OFF-SEASON THOUGHTS -- DAY #2: During this 10-day period, we are going to load up our blog on thoughts that are relevant to developing or improving your off-season program.  We will delve on off-season topics from player development and drill work to motivation and team building.  It will be our sincere wish that over the next 10 days we can provide you with at least one item or thought that will help you and your program.

One of the things I enjoy most about the off-season is the individual workout time you have with a player.  Not only can your work directly with a player but it is the perfect time and environment to grow and improve a relationship.  Players never feel more special than when a coach gives them individual attention.  With that comes trust and more open communication.  It's a major reason I was thrilled that the NCAA created some guidelines that allow us to work individually with players in the summer.  Certainly skill development is improved but so do more important things like learning and understanding each other at a higher level.

Along those lines, I'd like to share some guidelines form Bill Walsh (from "Finding The Winning Edge") on working with players that speaks to teaching as well as relationships:

·         Have answers

·         Be an expert in your specialized area

·         Isolate the skills and the techniques that are essential to each position

·         Develop a plan on how best to teach these skills and techniques

·         Treat each player as a unique person

·         Demonstrate sincere interest in each player

·         Gain the players’ confidence by working with each athlete to help him reach his full potential by enhancing his level of abilities

·         Determine how each player best responds to instruction

·         Be sensitive to and flexible with the players’ moods and demeanors while teaching and coaching

·         Search for and implement new ways to teach and impart information and to get and maintain the attention level of the players

·         Move on quickly to a different method of handling the situation if your current approach to dealing with and teaching your players is not eliciting the intended level of results

·         Exhibit strength and persistence in your dealings with your players. Hold your players to the highest expectations

·         Be personal with your players, but not too familiar.
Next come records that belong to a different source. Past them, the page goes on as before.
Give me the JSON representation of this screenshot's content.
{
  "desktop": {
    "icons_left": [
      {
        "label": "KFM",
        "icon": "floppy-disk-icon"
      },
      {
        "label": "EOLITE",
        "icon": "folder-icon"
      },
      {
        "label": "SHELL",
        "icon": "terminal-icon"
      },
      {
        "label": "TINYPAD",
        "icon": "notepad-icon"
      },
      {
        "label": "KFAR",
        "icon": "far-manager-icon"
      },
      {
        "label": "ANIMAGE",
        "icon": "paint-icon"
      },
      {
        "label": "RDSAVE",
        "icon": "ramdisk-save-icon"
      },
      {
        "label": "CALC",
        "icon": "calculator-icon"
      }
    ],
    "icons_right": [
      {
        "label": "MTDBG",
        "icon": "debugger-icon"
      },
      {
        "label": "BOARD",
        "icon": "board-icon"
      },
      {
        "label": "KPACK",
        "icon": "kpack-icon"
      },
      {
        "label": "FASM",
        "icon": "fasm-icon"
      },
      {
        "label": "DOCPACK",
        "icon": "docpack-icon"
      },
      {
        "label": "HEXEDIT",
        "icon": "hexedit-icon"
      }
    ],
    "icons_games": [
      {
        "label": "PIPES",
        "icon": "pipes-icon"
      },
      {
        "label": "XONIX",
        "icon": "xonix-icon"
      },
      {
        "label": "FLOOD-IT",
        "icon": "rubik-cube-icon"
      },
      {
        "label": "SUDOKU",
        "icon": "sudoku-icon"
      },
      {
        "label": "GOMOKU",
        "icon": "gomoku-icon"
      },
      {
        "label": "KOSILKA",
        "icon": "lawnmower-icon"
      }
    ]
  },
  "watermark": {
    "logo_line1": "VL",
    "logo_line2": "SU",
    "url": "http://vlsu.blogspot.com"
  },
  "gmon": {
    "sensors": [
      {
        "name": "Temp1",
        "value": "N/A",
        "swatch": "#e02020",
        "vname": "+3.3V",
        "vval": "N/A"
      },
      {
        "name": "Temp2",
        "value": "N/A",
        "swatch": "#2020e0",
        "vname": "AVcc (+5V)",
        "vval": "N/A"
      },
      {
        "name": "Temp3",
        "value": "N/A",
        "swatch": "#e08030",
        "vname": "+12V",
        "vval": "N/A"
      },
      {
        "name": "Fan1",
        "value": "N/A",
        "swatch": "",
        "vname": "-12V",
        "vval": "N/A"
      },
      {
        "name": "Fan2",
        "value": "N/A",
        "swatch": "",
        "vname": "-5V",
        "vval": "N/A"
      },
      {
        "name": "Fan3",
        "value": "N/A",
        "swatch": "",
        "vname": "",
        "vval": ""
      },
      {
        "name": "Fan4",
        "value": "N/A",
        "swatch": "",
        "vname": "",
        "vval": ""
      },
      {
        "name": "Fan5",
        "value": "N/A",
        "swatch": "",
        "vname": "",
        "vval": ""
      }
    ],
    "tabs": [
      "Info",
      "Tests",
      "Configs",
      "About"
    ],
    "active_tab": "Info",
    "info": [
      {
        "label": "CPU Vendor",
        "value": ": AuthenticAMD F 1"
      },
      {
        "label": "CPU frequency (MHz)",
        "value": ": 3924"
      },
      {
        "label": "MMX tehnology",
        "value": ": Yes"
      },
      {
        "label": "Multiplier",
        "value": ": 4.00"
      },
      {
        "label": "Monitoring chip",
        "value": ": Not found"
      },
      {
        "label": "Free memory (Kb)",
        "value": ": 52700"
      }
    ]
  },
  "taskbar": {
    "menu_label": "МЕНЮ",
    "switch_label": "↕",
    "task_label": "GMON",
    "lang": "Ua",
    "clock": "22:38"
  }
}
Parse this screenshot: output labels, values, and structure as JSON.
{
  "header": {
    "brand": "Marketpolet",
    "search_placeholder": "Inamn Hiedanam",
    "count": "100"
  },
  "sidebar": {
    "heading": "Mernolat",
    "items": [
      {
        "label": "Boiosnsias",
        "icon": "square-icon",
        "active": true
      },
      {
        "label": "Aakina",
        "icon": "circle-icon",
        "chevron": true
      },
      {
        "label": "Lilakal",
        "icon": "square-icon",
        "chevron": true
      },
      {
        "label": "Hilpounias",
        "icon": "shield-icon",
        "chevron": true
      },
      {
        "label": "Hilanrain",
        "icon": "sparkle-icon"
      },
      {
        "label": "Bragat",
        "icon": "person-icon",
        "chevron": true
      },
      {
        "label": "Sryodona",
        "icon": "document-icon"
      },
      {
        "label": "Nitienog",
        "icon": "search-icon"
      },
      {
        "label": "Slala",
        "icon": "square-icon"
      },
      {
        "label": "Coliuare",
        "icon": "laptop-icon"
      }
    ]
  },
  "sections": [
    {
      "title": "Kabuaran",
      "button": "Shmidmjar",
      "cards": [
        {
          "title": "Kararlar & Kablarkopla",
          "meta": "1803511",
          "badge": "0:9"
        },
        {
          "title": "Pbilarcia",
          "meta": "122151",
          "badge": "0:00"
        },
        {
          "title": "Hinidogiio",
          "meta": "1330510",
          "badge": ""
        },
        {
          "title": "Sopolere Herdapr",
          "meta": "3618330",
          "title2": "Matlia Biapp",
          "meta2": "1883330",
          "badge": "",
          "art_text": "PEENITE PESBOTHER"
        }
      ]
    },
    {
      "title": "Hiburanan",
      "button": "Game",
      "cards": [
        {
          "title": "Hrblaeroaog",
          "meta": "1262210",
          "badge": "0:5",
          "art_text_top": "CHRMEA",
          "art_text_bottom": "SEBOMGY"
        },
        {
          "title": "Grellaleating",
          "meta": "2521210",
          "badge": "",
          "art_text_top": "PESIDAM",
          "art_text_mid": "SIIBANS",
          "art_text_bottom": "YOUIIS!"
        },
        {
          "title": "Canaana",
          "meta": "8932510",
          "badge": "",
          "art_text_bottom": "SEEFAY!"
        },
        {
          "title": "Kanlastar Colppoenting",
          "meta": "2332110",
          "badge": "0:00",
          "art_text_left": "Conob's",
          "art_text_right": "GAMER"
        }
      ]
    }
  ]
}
Excessive familiarity, in a misguided attempt to be socially accepted by your players, will prevent you from fully developing their performance potential

·         Avoid attempting to communicate with your players in their vernacular or their 1990s dialect. Be natural in all of your dealings. Anything else will be perceived as phony